== The records ==

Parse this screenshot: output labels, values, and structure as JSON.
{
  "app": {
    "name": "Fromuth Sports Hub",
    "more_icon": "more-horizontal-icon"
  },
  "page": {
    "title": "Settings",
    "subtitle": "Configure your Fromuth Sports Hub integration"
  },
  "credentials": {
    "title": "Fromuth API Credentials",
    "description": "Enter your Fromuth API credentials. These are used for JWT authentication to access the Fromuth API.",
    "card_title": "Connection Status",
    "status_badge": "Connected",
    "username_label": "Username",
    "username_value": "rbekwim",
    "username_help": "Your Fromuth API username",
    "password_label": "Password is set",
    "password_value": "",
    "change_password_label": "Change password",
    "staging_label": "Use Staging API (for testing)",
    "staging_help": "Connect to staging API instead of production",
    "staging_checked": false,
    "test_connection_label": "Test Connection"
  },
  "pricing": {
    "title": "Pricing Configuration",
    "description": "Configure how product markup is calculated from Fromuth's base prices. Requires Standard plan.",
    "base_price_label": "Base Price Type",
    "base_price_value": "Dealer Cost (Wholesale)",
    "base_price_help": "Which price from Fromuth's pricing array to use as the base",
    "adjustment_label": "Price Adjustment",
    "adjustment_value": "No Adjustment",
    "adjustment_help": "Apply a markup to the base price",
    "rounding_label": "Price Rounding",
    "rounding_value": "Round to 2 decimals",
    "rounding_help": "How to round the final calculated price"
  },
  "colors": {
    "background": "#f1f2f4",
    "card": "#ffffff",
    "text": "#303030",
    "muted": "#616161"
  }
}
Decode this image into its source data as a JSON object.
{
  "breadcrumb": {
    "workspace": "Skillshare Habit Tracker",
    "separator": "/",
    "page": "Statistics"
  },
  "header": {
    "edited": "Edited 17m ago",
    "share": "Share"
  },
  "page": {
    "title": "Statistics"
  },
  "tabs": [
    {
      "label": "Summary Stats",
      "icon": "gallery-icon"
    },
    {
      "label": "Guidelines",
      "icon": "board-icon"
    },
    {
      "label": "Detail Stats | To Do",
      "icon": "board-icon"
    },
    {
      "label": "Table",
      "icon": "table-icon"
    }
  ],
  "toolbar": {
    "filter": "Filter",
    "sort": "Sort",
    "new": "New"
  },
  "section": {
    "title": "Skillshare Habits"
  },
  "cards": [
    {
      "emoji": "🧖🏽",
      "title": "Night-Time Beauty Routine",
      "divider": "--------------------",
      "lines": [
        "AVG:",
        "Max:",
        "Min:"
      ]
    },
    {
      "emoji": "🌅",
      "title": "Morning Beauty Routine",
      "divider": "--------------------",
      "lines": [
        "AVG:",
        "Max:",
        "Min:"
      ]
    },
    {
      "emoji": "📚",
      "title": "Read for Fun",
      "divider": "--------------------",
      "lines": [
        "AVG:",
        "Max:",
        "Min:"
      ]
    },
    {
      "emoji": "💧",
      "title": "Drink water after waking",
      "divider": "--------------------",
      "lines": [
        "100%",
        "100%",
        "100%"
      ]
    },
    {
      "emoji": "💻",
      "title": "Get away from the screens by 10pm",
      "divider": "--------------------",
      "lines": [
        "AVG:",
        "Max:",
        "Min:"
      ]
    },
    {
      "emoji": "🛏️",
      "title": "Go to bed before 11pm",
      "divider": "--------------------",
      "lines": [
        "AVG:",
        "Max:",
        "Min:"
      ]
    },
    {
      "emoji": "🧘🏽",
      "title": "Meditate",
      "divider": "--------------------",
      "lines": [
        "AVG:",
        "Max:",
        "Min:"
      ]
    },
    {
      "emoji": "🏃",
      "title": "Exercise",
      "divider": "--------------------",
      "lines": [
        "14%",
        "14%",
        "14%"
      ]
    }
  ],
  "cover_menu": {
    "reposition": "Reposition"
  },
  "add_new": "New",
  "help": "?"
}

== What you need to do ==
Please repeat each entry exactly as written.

== The completed task ==
Parse this screenshot: output labels, values, and structure as JSON.
{
  "app": {
    "name": "Fromuth Sports Hub",
    "more_icon": "more-horizontal-icon"
  },
  "page": {
    "title": "Settings",
    "subtitle": "Configure your Fromuth Sports Hub integration"
  },
  "credentials": {
    "title": "Fromuth API Credentials",
    "description": "Enter your Fromuth API credentials. These are used for JWT authentication to access the Fromuth API.",
    "card_title": "Connection Status",
    "status_badge": "Connected",
    "username_label": "Username",
    "username_value": "rbekwim",
    "username_help": "Your Fromuth API username",
    "password_label": "Password is set",
    "password_value": "",
    "change_password_label": "Change password",
    "staging_label": "Use Staging API (for testing)",
    "staging_help": "Connect to staging API instead of production",
    "staging_checked": false,
    "test_connection_label": "Test Connection"
  },
  "pricing": {
    "title": "Pricing Configuration",
    "description": "Configure how product markup is calculated from Fromuth's base prices. Requires Standard plan.",
    "base_price_label": "Base Price Type",
    "base_price_value": "Dealer Cost (Wholesale)",
    "base_price_help": "Which price from Fromuth's pricing array to use as the base",
    "adjustment_label": "Price Adjustment",
    "adjustment_value": "No Adjustment",
    "adjustment_help": "Apply a markup to the base price",
    "rounding_label": "Price Rounding",
    "rounding_value": "Round to 2 decimals",
    "rounding_help": "How to round the final calculated price"
  },
  "colors": {
    "background": "#f1f2f4",
    "card": "#ffffff",
    "text": "#303030",
    "muted": "#616161"
  }
}
Decode this image into its source data as a JSON object.
{
  "breadcrumb": {
    "workspace": "Skillshare Habit Tracker",
    "separator": "/",
    "page": "Statistics"
  },
  "header": {
    "edited": "Edited 17m ago",
    "share": "Share"
  },
  "page": {
    "title": "Statistics"
  },
  "tabs": [
    {
      "label": "Summary Stats",
      "icon": "gallery-icon"
    },
    {
      "label": "Guidelines",
      "icon": "board-icon"
    },
    {
      "label": "Detail Stats | To Do",
      "icon": "board-icon"
    },
    {
      "label": "Table",
      "icon": "table-icon"
    }
  ],
  "toolbar": {
    "filter": "Filter",
    "sort": "Sort",
    "new": "New"
  },
  "section": {
    "title": "Skillshare Habits"
  },
  "cards": [
    {
      "emoji": "🧖🏽",
      "title": "Night-Time Beauty Routine",
      "divider": "--------------------",
      "lines": [
        "AVG:",
        "Max:",
        "Min:"
      ]
    },
    {
      "emoji": "🌅",
      "title": "Morning Beauty Routine",
      "divider": "--------------------",
      "lines": [
        "AVG:",
        "Max:",
        "Min:"
      ]
    },
    {
      "emoji": "📚",
      "title": "Read for Fun",
      "divider": "--------------------",
      "lines": [
        "AVG:",
        "Max:",
        "Min:"
      ]
    },
    {
      "emoji": "💧",
      "title": "Drink water after waking",
      "divider": "--------------------",
      "lines": [
        "100%",
        "100%",
        "100%"
      ]
    },
    {
      "emoji": "💻",
      "title": "Get away from the screens by 10pm",
      "divider": "--------------------",
      "lines": [
        "AVG:",
        "Max:",
        "Min:"
      ]
    },
    {
      "emoji": "🛏️",
      "title": "Go to bed before 11pm",
      "divider": "--------------------",
      "lines": [
        "AVG:",
        "Max:",
        "Min:"
      ]
    },
    {
      "emoji": "🧘🏽",
      "title": "Meditate",
      "divider": "--------------------",
      "lines": [
        "AVG:",
        "Max:",
        "Min:"
      ]
    },
    {
      "emoji": "🏃",
      "title": "Exercise",
      "divider": "--------------------",
      "lines": [
        "14%",
        "14%",
        "14%"
      ]
    }
  ],
  "cover_menu": {
    "reposition": "Reposition"
  },
  "add_new": "New",
  "help": "?"
}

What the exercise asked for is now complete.